[Working data — start]

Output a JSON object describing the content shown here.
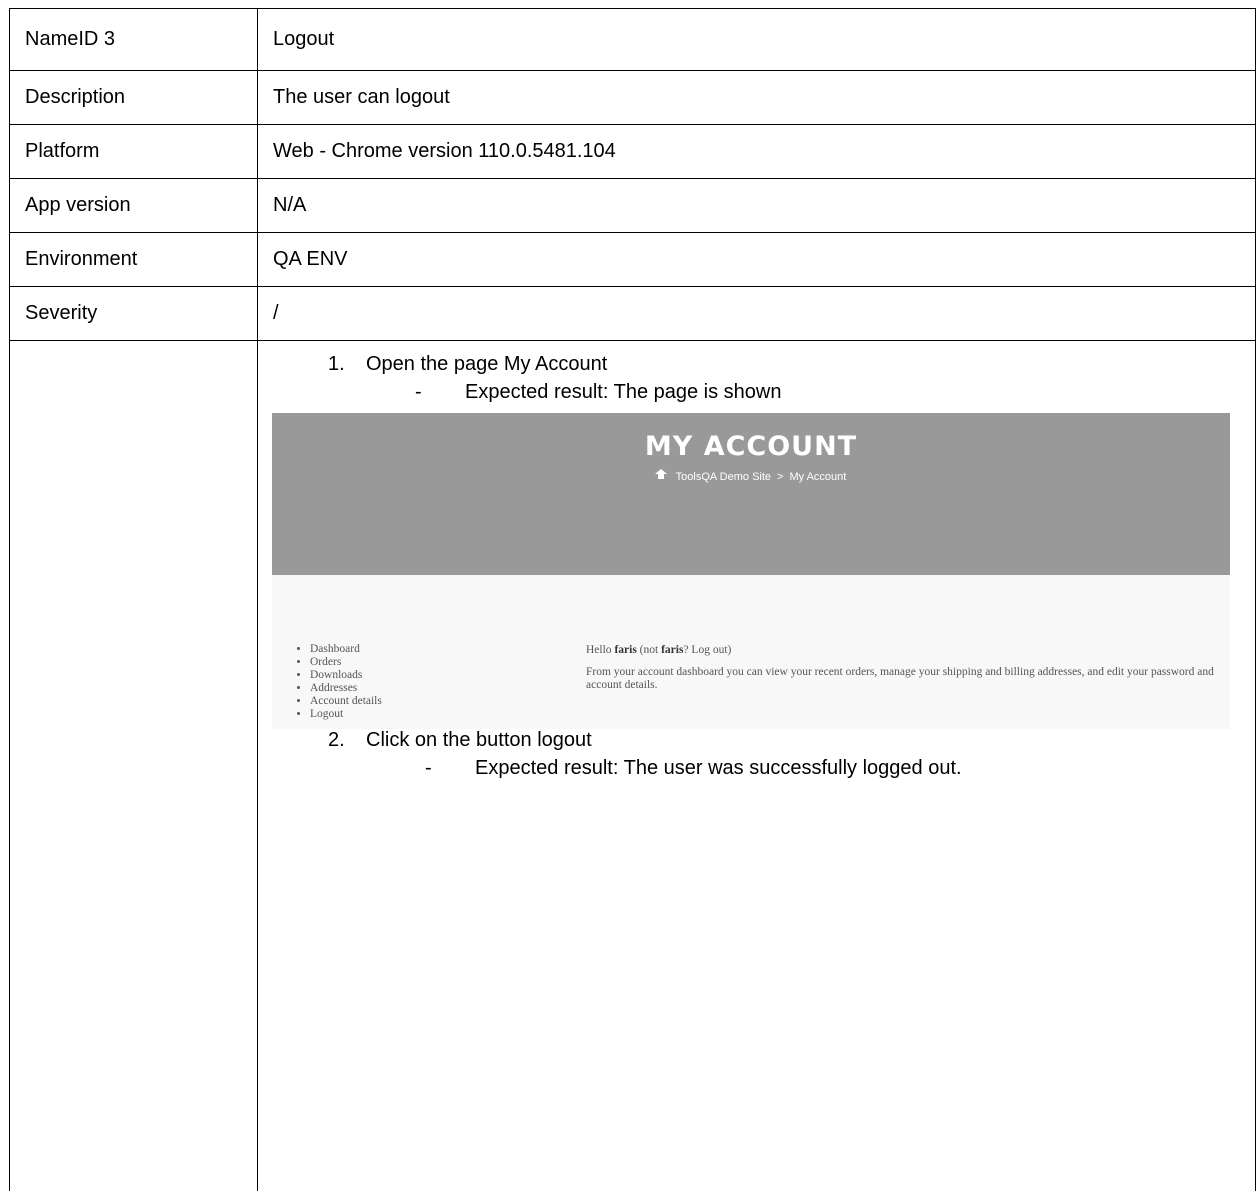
{
  "rows": [
    {
      "label": "NameID 3",
      "value": "Logout"
    },
    {
      "label": "Description",
      "value": "The user can logout"
    },
    {
      "label": "Platform",
      "value": "Web - Chrome version 110.0.5481.104"
    },
    {
      "label": "App version",
      "value": "N/A"
    },
    {
      "label": "Environment",
      "value": "QA ENV"
    },
    {
      "label": "Severity",
      "value": "/"
    }
  ],
  "steps": [
    {
      "num": "1.",
      "text": "Open the page My Account",
      "expected": "Expected result: The page is shown"
    },
    {
      "num": "2.",
      "text": "Click on the button logout",
      "expected": "Expected result: The user was successfully logged out."
    }
  ],
  "expected_dash": "-",
  "screenshot": {
    "title": "MY ACCOUNT",
    "breadcrumb_home": "ToolsQA Demo Site",
    "breadcrumb_sep": ">",
    "breadcrumb_current": "My Account",
    "nav": [
      "Dashboard",
      "Orders",
      "Downloads",
      "Addresses",
      "Account details",
      "Logout"
    ],
    "hello_prefix": "Hello ",
    "hello_user": "faris",
    "hello_mid": " (not ",
    "hello_user2": "faris",
    "hello_suffix": "? Log out)",
    "dashboard_text": "From your account dashboard you can view your recent orders, manage your shipping and billing addresses, and edit your password and account details.",
    "icon": "home-icon"
  }
}
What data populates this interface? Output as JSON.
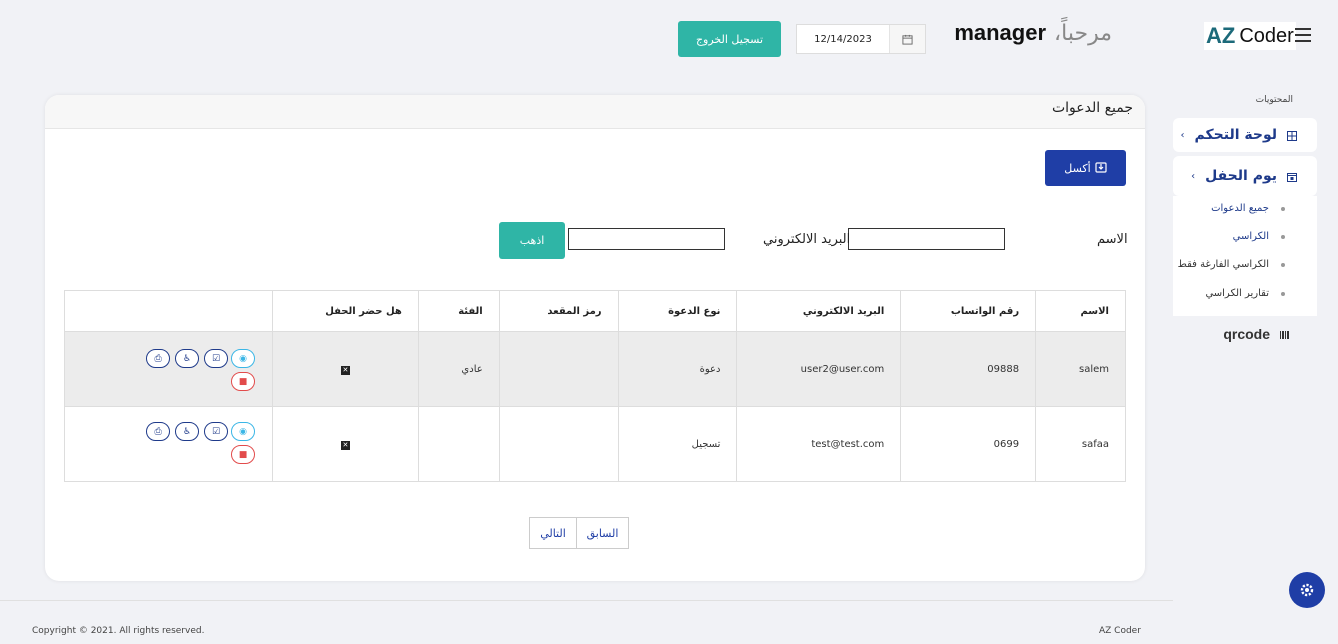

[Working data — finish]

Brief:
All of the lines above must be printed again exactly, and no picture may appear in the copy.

Written response:
Output a JSON object describing the content shown here.
{
  "rows": [
    {
      "label": "NameID 3",
      "value": "Logout"
    },
    {
      "label": "Description",
      "value": "The user can logout"
    },
    {
      "label": "Platform",
      "value": "Web - Chrome version 110.0.5481.104"
    },
    {
      "label": "App version",
      "value": "N/A"
    },
    {
      "label": "Environment",
      "value": "QA ENV"
    },
    {
      "label": "Severity",
      "value": "/"
    }
  ],
  "steps": [
    {
      "num": "1.",
      "text": "Open the page My Account",
      "expected": "Expected result: The page is shown"
    },
    {
      "num": "2.",
      "text": "Click on the button logout",
      "expected": "Expected result: The user was successfully logged out."
    }
  ],
  "expected_dash": "-",
  "screenshot": {
    "title": "MY ACCOUNT",
    "breadcrumb_home": "ToolsQA Demo Site",
    "breadcrumb_sep": ">",
    "breadcrumb_current": "My Account",
    "nav": [
      "Dashboard",
      "Orders",
      "Downloads",
      "Addresses",
      "Account details",
      "Logout"
    ],
    "hello_prefix": "Hello ",
    "hello_user": "faris",
    "hello_mid": " (not ",
    "hello_user2": "faris",
    "hello_suffix": "? Log out)",
    "dashboard_text": "From your account dashboard you can view your recent orders, manage your shipping and billing addresses, and edit your password and account details.",
    "icon": "home-icon"
  }
}
What data populates this interface? Output as JSON.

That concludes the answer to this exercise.